The voice in this novel is powerful. There’s a bit of stream of consciousness, but Sideways has such a distinct POV and way of phrasing that feels authentic. Clarke makes this look effortless, especially as bits of witch lore and plot have to happen. The way Clarke depicts Sideways griefs and traumas don’t flinch from either the details or the underlying emotional journey. It’s so raw. And I liked the way it showed up within the narrative. What really stuck with me was how Sideways opens up to the reader as her new friends let her further and further into their circle. It’s endearing, it’s powerful, it gave a kind of joy that can only come from finding family-like friendships.
Magic within this novel implied stricter rules and more world-building, but since we’re discovering it as Sideways uses it for party tricks and later, teaching Daisy, Jing, and Yates how to cast spells, it made sense to me that it was mostly shown through the experience. The way Clarke ties it into the experience of queerness and teenhood felt powerful, especially as it relates to the trials and tribulations of leaving oneself vulnerable to let friends in. There was never a doubt that her friends would be her life line, even if Sideways herself didn’t quite know it yet.
On September 15th, join a coven of queer disasters as they discover magic and the power of friendship, told through a ferocious, fun voice all its own.
Summer is coming to an end, I guess. The autumn equinox doesn’t hit until September 22nd, but we can already get pumpkin spice lattes, so I’m saying summer is over.
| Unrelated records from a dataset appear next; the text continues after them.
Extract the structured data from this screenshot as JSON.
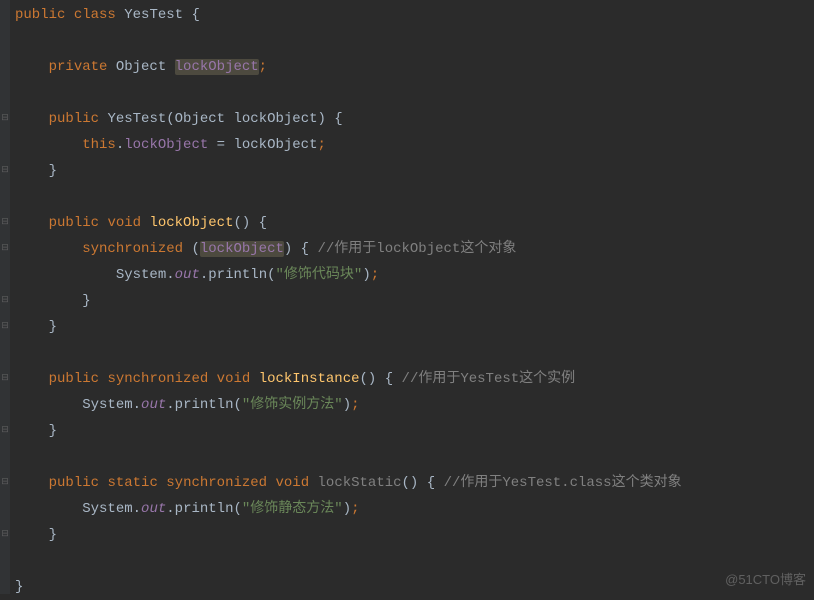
{
  "watermark": "@51CTO博客",
  "code": {
    "line1": {
      "kw1": "public",
      "kw2": "class",
      "cls": "YesTest",
      "brace": " {"
    },
    "line3": {
      "kw1": "private",
      "type": "Object",
      "field": "lockObject",
      "semi": ";"
    },
    "line5": {
      "kw1": "public",
      "ctor": "YesTest",
      "lparen": "(",
      "ptype": "Object",
      "pname": "lockObject",
      "rparen": ")",
      "brace": " {"
    },
    "line6": {
      "kw1": "this",
      "dot": ".",
      "field": "lockObject",
      "eq": " = ",
      "param": "lockObject",
      "semi": ";"
    },
    "line7": {
      "brace": "}"
    },
    "line9": {
      "kw1": "public",
      "kw2": "void",
      "method": "lockObject",
      "parens": "()",
      "brace": " {"
    },
    "line10": {
      "kw1": "synchronized",
      "lparen": " (",
      "field": "lockObject",
      "rparen": ")",
      "brace": " { ",
      "comment": "//作用于lockObject这个对象"
    },
    "line11": {
      "sys": "System",
      "dot1": ".",
      "out": "out",
      "dot2": ".",
      "print": "println",
      "lparen": "(",
      "str": "\"修饰代码块\"",
      "rparen": ")",
      "semi": ";"
    },
    "line12": {
      "brace": "}"
    },
    "line13": {
      "brace": "}"
    },
    "line15": {
      "kw1": "public",
      "kw2": "synchronized",
      "kw3": "void",
      "method": "lockInstance",
      "parens": "()",
      "brace": " { ",
      "comment": "//作用于YesTest这个实例"
    },
    "line16": {
      "sys": "System",
      "dot1": ".",
      "out": "out",
      "dot2": ".",
      "print": "println",
      "lparen": "(",
      "str": "\"修饰实例方法\"",
      "rparen": ")",
      "semi": ";"
    },
    "line17": {
      "brace": "}"
    },
    "line19": {
      "kw1": "public",
      "kw2": "static",
      "kw3": "synchronized",
      "kw4": "void",
      "method": "lockStatic",
      "parens": "()",
      "brace": " { ",
      "comment": "//作用于YesTest.class这个类对象"
    },
    "line20": {
      "sys": "System",
      "dot1": ".",
      "out": "out",
      "dot2": ".",
      "print": "println",
      "lparen": "(",
      "str": "\"修饰静态方法\"",
      "rparen": ")",
      "semi": ";"
    },
    "line21": {
      "brace": "}"
    },
    "line23": {
      "brace": "}"
    }
  }
}
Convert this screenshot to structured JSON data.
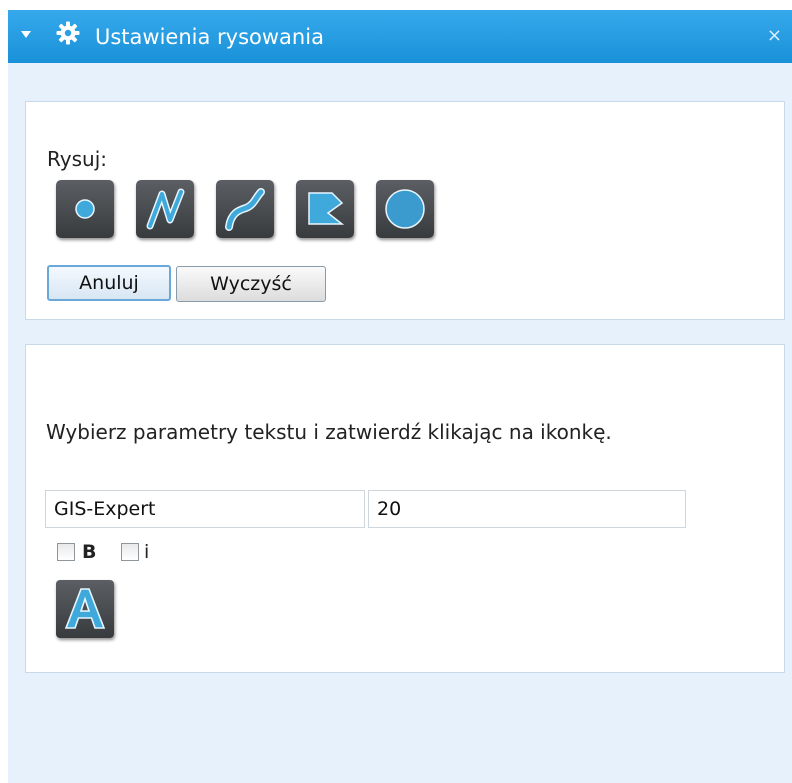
{
  "window": {
    "title": "Ustawienia rysowania",
    "close_label": "×",
    "icons": {
      "collapse": "triangle-down-icon",
      "gear": "gear-icon"
    }
  },
  "draw": {
    "label": "Rysuj:",
    "tools": [
      {
        "name": "point",
        "icon": "point-icon"
      },
      {
        "name": "polyline",
        "icon": "polyline-icon"
      },
      {
        "name": "freehand-line",
        "icon": "curve-icon"
      },
      {
        "name": "polygon",
        "icon": "polygon-icon"
      },
      {
        "name": "circle",
        "icon": "circle-icon"
      }
    ],
    "cancel_label": "Anuluj",
    "clear_label": "Wyczyść"
  },
  "text": {
    "instruction": "Wybierz parametry tekstu i zatwierdź klikając na ikonkę.",
    "text_value": "GIS-Expert",
    "size_value": "20",
    "bold_label": "B",
    "italic_label": "i",
    "bold_checked": false,
    "italic_checked": false,
    "tool_icon": "text-A-icon"
  },
  "colors": {
    "titlebar": "#1f9ae0",
    "panel_bg": "#e7f1fb",
    "tool_bg": "#44484c",
    "tool_accent": "#3fa9dc"
  }
}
A few more books read this month. No interviews, but I have so much excitement coming in September. Continue reading →